- PROBLEM STATEMENT -
Extract each line of the records below that contains the word "children".

[RECORDS TO PROCESS Boundary: Start]

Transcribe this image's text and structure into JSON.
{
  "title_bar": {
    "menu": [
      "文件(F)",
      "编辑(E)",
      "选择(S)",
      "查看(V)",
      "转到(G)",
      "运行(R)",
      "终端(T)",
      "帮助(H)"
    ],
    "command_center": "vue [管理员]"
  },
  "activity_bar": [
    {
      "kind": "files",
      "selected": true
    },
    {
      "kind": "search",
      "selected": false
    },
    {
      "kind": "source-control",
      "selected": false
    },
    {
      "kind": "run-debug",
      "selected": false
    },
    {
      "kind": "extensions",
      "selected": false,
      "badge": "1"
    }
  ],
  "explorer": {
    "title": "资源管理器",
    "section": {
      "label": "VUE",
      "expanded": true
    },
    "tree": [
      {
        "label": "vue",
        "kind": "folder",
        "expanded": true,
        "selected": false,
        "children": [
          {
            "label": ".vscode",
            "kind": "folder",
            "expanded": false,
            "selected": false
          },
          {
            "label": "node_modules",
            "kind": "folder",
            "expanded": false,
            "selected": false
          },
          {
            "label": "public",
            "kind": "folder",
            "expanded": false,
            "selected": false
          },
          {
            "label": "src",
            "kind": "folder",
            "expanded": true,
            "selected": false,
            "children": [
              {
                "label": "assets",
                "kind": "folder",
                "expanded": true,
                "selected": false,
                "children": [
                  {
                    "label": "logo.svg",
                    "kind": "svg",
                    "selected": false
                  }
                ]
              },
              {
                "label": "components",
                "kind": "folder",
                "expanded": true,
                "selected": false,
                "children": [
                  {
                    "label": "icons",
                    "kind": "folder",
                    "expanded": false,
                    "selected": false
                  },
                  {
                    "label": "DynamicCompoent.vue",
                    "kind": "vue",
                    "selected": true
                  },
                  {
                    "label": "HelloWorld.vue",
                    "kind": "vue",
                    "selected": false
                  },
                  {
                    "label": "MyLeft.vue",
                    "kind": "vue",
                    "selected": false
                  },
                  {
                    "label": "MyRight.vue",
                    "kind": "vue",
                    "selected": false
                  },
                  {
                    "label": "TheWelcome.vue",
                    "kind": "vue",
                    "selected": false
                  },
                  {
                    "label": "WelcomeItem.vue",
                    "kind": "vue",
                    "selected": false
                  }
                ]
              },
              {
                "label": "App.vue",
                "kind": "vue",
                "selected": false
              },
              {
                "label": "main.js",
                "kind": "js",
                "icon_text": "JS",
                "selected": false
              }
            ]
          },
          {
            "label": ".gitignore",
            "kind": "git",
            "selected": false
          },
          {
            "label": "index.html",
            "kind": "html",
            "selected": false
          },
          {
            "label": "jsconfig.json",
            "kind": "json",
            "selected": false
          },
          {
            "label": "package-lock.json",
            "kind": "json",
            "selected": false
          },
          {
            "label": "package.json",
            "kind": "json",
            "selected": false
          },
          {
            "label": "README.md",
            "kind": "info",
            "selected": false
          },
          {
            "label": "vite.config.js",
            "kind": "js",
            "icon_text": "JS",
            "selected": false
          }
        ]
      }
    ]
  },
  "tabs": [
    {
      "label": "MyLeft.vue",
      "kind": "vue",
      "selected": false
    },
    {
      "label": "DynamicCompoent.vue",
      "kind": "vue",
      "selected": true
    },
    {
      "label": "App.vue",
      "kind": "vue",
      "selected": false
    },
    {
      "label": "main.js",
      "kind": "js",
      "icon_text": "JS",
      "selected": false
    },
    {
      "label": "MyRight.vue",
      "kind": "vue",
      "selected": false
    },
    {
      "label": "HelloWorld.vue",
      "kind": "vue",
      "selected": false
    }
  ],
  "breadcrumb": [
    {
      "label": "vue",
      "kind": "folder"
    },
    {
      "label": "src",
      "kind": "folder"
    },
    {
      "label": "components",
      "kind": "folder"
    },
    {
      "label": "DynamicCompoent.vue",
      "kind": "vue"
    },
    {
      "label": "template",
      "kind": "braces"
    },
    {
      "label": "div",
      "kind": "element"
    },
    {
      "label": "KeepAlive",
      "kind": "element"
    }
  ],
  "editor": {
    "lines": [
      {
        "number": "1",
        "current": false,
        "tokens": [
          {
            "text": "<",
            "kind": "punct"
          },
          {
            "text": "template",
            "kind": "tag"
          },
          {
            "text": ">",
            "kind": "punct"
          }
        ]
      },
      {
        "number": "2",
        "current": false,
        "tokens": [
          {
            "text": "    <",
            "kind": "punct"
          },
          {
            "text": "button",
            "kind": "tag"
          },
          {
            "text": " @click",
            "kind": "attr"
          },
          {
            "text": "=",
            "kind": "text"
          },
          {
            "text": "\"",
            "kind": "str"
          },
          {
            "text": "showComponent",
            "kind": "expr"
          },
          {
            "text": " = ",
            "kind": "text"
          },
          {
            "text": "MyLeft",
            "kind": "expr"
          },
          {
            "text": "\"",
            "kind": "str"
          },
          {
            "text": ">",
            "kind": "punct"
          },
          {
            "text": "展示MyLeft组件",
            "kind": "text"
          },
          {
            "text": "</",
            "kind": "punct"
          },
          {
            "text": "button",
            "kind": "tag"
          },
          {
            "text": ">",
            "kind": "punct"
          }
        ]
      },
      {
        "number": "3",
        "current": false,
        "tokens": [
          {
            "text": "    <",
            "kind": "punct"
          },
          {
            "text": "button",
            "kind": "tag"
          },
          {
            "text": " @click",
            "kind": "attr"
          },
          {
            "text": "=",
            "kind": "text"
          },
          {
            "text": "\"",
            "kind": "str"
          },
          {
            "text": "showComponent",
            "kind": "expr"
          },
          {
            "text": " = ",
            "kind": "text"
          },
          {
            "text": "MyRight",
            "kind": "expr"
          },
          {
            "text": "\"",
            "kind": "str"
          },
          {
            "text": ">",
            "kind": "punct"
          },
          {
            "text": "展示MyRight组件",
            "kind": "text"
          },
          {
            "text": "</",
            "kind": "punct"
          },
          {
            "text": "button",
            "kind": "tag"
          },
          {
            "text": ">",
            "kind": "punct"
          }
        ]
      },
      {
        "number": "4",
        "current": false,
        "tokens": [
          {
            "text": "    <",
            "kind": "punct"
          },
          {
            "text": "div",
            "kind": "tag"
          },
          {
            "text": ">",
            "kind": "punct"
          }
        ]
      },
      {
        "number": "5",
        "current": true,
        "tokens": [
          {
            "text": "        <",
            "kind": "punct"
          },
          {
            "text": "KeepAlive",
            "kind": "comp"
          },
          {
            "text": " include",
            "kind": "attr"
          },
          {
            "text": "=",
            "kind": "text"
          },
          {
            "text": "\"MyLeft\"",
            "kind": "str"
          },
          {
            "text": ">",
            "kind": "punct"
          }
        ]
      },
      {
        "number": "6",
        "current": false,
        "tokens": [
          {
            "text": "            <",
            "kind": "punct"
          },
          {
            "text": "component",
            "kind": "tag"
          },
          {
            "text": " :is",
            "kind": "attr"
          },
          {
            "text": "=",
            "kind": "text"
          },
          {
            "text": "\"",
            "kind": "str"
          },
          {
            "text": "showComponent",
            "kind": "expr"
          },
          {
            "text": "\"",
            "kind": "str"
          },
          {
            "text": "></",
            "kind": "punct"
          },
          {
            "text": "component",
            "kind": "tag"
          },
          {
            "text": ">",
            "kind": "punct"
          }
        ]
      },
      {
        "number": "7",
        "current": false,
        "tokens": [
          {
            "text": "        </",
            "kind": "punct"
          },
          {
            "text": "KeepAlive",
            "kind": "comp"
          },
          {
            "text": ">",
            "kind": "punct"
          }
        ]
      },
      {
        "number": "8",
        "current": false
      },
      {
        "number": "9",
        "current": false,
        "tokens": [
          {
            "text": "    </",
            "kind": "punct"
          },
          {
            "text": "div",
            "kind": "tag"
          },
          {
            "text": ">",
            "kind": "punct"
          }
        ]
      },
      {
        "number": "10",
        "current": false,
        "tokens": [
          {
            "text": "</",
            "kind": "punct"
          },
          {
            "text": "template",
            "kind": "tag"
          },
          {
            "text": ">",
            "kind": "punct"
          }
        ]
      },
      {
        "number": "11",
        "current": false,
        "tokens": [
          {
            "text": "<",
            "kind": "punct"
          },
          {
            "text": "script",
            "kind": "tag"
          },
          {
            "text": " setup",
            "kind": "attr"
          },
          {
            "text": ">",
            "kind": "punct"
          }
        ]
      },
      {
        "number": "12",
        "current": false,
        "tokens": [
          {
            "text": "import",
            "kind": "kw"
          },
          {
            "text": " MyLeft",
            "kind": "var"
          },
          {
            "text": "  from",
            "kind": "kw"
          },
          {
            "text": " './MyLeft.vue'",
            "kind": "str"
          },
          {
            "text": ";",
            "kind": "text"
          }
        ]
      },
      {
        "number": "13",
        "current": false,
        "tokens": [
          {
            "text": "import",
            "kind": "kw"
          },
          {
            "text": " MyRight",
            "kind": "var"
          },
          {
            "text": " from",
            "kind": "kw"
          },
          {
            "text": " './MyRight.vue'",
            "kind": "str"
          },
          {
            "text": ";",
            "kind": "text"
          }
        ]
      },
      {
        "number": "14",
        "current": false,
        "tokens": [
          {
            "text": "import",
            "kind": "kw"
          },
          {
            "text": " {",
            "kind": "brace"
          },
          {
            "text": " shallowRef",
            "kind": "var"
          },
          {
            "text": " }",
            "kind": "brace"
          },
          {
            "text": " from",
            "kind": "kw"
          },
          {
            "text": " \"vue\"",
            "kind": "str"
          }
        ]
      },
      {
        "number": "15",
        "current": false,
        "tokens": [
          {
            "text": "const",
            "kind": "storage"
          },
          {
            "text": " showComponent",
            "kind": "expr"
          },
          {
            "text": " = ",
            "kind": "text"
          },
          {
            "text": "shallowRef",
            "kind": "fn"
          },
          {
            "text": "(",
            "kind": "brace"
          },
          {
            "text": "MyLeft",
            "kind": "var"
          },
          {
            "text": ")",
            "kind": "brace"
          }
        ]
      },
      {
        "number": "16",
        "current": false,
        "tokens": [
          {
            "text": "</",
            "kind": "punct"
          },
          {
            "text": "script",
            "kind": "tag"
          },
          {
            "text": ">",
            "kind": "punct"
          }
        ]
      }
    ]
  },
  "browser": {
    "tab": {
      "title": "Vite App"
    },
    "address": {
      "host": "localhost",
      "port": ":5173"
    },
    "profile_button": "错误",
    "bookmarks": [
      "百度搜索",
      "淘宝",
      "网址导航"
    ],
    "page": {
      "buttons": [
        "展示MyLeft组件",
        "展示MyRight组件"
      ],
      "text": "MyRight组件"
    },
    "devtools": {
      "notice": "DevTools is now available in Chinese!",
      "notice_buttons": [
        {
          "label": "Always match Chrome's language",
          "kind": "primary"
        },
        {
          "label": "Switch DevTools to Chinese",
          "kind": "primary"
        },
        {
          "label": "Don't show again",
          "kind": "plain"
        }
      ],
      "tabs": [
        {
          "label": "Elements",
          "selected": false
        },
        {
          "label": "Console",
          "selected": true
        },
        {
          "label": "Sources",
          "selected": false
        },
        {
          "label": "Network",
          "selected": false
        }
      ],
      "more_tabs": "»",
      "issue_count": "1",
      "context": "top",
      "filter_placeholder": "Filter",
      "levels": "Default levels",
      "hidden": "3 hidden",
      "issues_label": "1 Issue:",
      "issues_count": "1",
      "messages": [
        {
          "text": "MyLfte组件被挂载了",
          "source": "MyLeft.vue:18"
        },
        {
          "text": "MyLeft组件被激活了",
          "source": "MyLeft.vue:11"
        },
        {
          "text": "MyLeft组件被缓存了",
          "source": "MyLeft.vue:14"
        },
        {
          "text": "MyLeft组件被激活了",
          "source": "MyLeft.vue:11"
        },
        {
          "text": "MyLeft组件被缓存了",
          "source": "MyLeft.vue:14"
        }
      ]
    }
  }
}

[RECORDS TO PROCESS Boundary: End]

- PROBLEM SOLUTION -
        "children": [
            "children": [
                "children": [
                "children": [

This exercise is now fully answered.